[Website and app data records]
Start of Block

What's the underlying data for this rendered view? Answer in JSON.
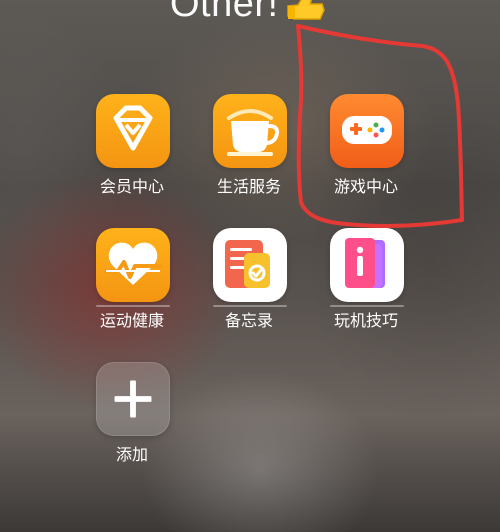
{
  "folder": {
    "title": "Other!",
    "title_emoji": "thumb-icon"
  },
  "apps": [
    {
      "label": "会员中心",
      "icon": "diamond-icon"
    },
    {
      "label": "生活服务",
      "icon": "coffee-cup-icon"
    },
    {
      "label": "游戏中心",
      "icon": "game-controller-icon"
    },
    {
      "label": "运动健康",
      "icon": "heart-pulse-icon"
    },
    {
      "label": "备忘录",
      "icon": "memo-icon"
    },
    {
      "label": "玩机技巧",
      "icon": "tips-icon"
    },
    {
      "label": "添加",
      "icon": "plus-icon"
    }
  ],
  "annotation": {
    "highlighted_app": "游戏中心",
    "color": "#e53935"
  }
}
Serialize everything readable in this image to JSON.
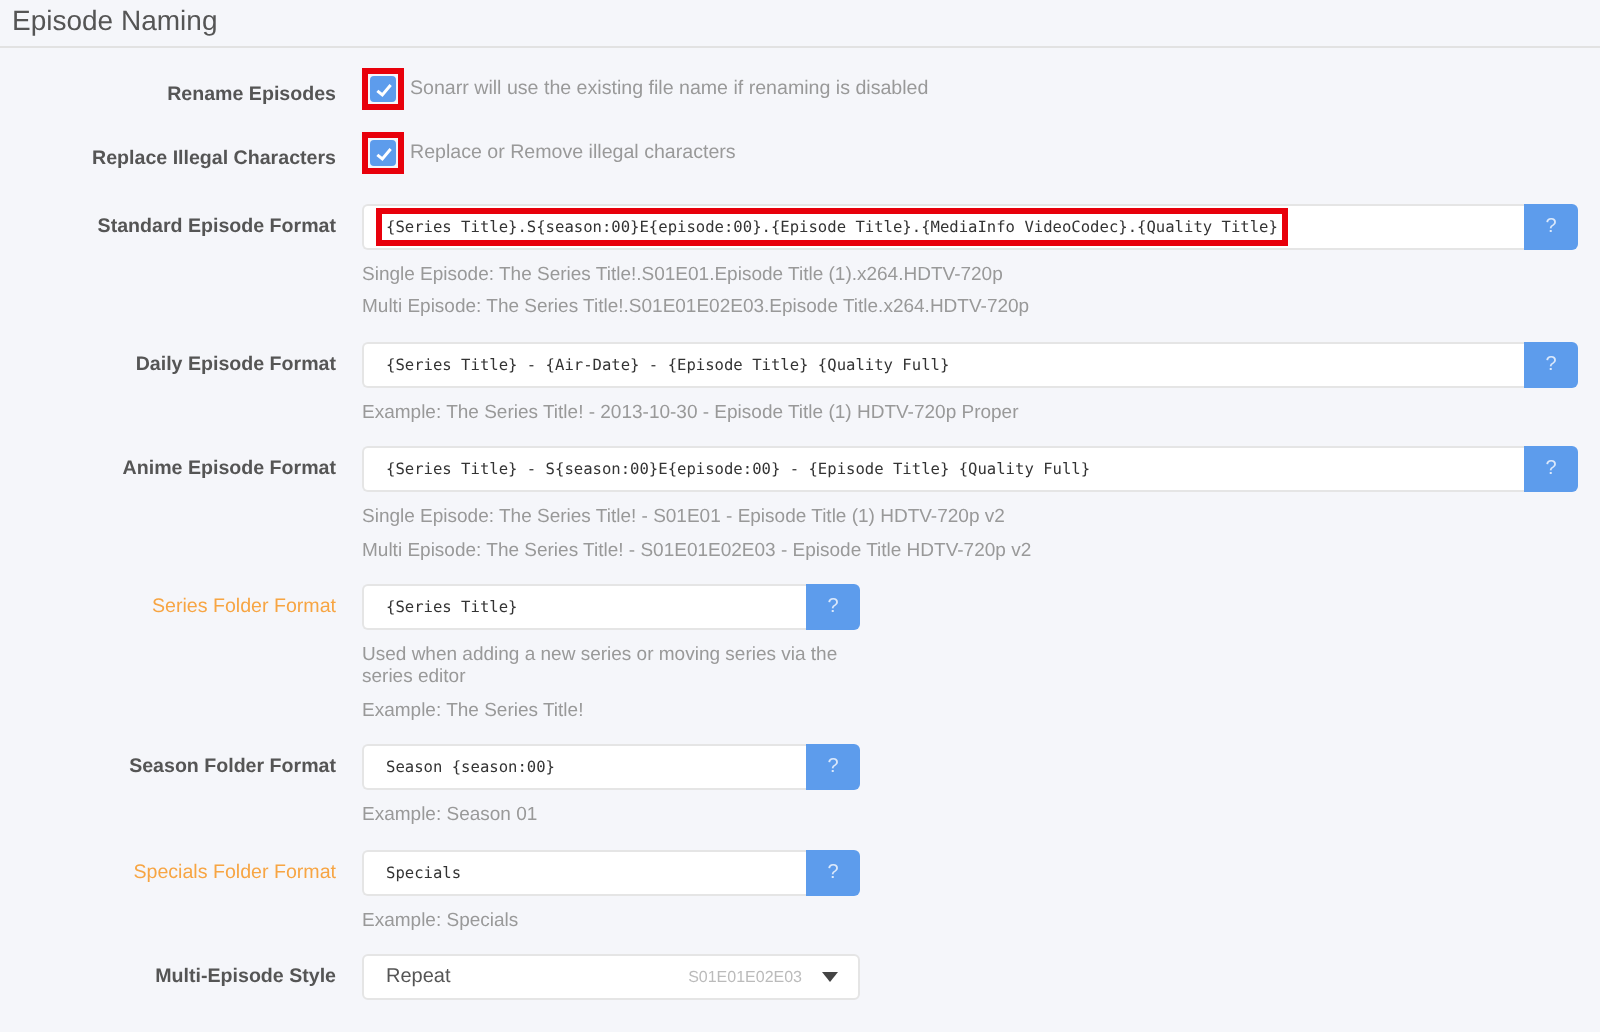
{
  "section": {
    "title": "Episode Naming"
  },
  "rows": [
    {
      "kind": "checkbox",
      "label": "Rename Episodes",
      "advanced": false,
      "checked": true,
      "highlighted": true,
      "hint": "Sonarr will use the existing file name if renaming is disabled"
    },
    {
      "kind": "checkbox",
      "label": "Replace Illegal Characters",
      "advanced": false,
      "checked": true,
      "highlighted": true,
      "hint": "Replace or Remove illegal characters"
    },
    {
      "kind": "format",
      "label": "Standard Episode Format",
      "advanced": false,
      "value": "{Series Title}.S{season:00}E{episode:00}.{Episode Title}.{MediaInfo VideoCodec}.{Quality Title}",
      "highlighted": true,
      "button": "?",
      "help": [
        "Single Episode: The Series Title!.S01E01.Episode Title (1).x264.HDTV-720p",
        "Multi Episode: The Series Title!.S01E01E02E03.Episode Title.x264.HDTV-720p"
      ]
    },
    {
      "kind": "format",
      "label": "Daily Episode Format",
      "advanced": false,
      "value": "{Series Title} - {Air-Date} - {Episode Title} {Quality Full}",
      "highlighted": false,
      "button": "?",
      "help": [
        "Example: The Series Title! - 2013-10-30 - Episode Title (1) HDTV-720p Proper"
      ]
    },
    {
      "kind": "format",
      "label": "Anime Episode Format",
      "advanced": false,
      "value": "{Series Title} - S{season:00}E{episode:00} - {Episode Title} {Quality Full}",
      "highlighted": false,
      "button": "?",
      "help": [
        "Single Episode: The Series Title! - S01E01 - Episode Title (1) HDTV-720p v2",
        "Multi Episode: The Series Title! - S01E01E02E03 - Episode Title HDTV-720p v2"
      ]
    },
    {
      "kind": "folder",
      "label": "Series Folder Format",
      "advanced": true,
      "value": "{Series Title}",
      "highlighted": false,
      "button": "?",
      "help": [
        "Used when adding a new series or moving series via the series editor",
        "Example: The Series Title!"
      ]
    },
    {
      "kind": "folder",
      "label": "Season Folder Format",
      "advanced": false,
      "value": "Season {season:00}",
      "highlighted": false,
      "button": "?",
      "help": [
        "Example: Season 01"
      ]
    },
    {
      "kind": "folder",
      "label": "Specials Folder Format",
      "advanced": true,
      "value": "Specials",
      "highlighted": false,
      "button": "?",
      "help": [
        "Example: Specials"
      ]
    },
    {
      "kind": "select",
      "label": "Multi-Episode Style",
      "advanced": false,
      "value": "Repeat",
      "example": "S01E01E02E03"
    }
  ]
}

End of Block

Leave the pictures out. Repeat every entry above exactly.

What's the underlying data for this rendered view? Answer in JSON.
{
  "folder": {
    "title": "Other!",
    "title_emoji": "thumb-icon"
  },
  "apps": [
    {
      "label": "会员中心",
      "icon": "diamond-icon"
    },
    {
      "label": "生活服务",
      "icon": "coffee-cup-icon"
    },
    {
      "label": "游戏中心",
      "icon": "game-controller-icon"
    },
    {
      "label": "运动健康",
      "icon": "heart-pulse-icon"
    },
    {
      "label": "备忘录",
      "icon": "memo-icon"
    },
    {
      "label": "玩机技巧",
      "icon": "tips-icon"
    },
    {
      "label": "添加",
      "icon": "plus-icon"
    }
  ],
  "annotation": {
    "highlighted_app": "游戏中心",
    "color": "#e53935"
  }
}
Serialize everything readable in this image to JSON.
{
  "section": {
    "title": "Episode Naming"
  },
  "rows": [
    {
      "kind": "checkbox",
      "label": "Rename Episodes",
      "advanced": false,
      "checked": true,
      "highlighted": true,
      "hint": "Sonarr will use the existing file name if renaming is disabled"
    },
    {
      "kind": "checkbox",
      "label": "Replace Illegal Characters",
      "advanced": false,
      "checked": true,
      "highlighted": true,
      "hint": "Replace or Remove illegal characters"
    },
    {
      "kind": "format",
      "label": "Standard Episode Format",
      "advanced": false,
      "value": "{Series Title}.S{season:00}E{episode:00}.{Episode Title}.{MediaInfo VideoCodec}.{Quality Title}",
      "highlighted": true,
      "button": "?",
      "help": [
        "Single Episode: The Series Title!.S01E01.Episode Title (1).x264.HDTV-720p",
        "Multi Episode: The Series Title!.S01E01E02E03.Episode Title.x264.HDTV-720p"
      ]
    },
    {
      "kind": "format",
      "label": "Daily Episode Format",
      "advanced": false,
      "value": "{Series Title} - {Air-Date} - {Episode Title} {Quality Full}",
      "highlighted": false,
      "button": "?",
      "help": [
        "Example: The Series Title! - 2013-10-30 - Episode Title (1) HDTV-720p Proper"
      ]
    },
    {
      "kind": "format",
      "label": "Anime Episode Format",
      "advanced": false,
      "value": "{Series Title} - S{season:00}E{episode:00} - {Episode Title} {Quality Full}",
      "highlighted": false,
      "button": "?",
      "help": [
        "Single Episode: The Series Title! - S01E01 - Episode Title (1) HDTV-720p v2",
        "Multi Episode: The Series Title! - S01E01E02E03 - Episode Title HDTV-720p v2"
      ]
    },
    {
      "kind": "folder",
      "label": "Series Folder Format",
      "advanced": true,
      "value": "{Series Title}",
      "highlighted": false,
      "button": "?",
      "help": [
        "Used when adding a new series or moving series via the series editor",
        "Example: The Series Title!"
      ]
    },
    {
      "kind": "folder",
      "label": "Season Folder Format",
      "advanced": false,
      "value": "Season {season:00}",
      "highlighted": false,
      "button": "?",
      "help": [
        "Example: Season 01"
      ]
    },
    {
      "kind": "folder",
      "label": "Specials Folder Format",
      "advanced": true,
      "value": "Specials",
      "highlighted": false,
      "button": "?",
      "help": [
        "Example: Specials"
      ]
    },
    {
      "kind": "select",
      "label": "Multi-Episode Style",
      "advanced": false,
      "value": "Repeat",
      "example": "S01E01E02E03"
    }
  ]
}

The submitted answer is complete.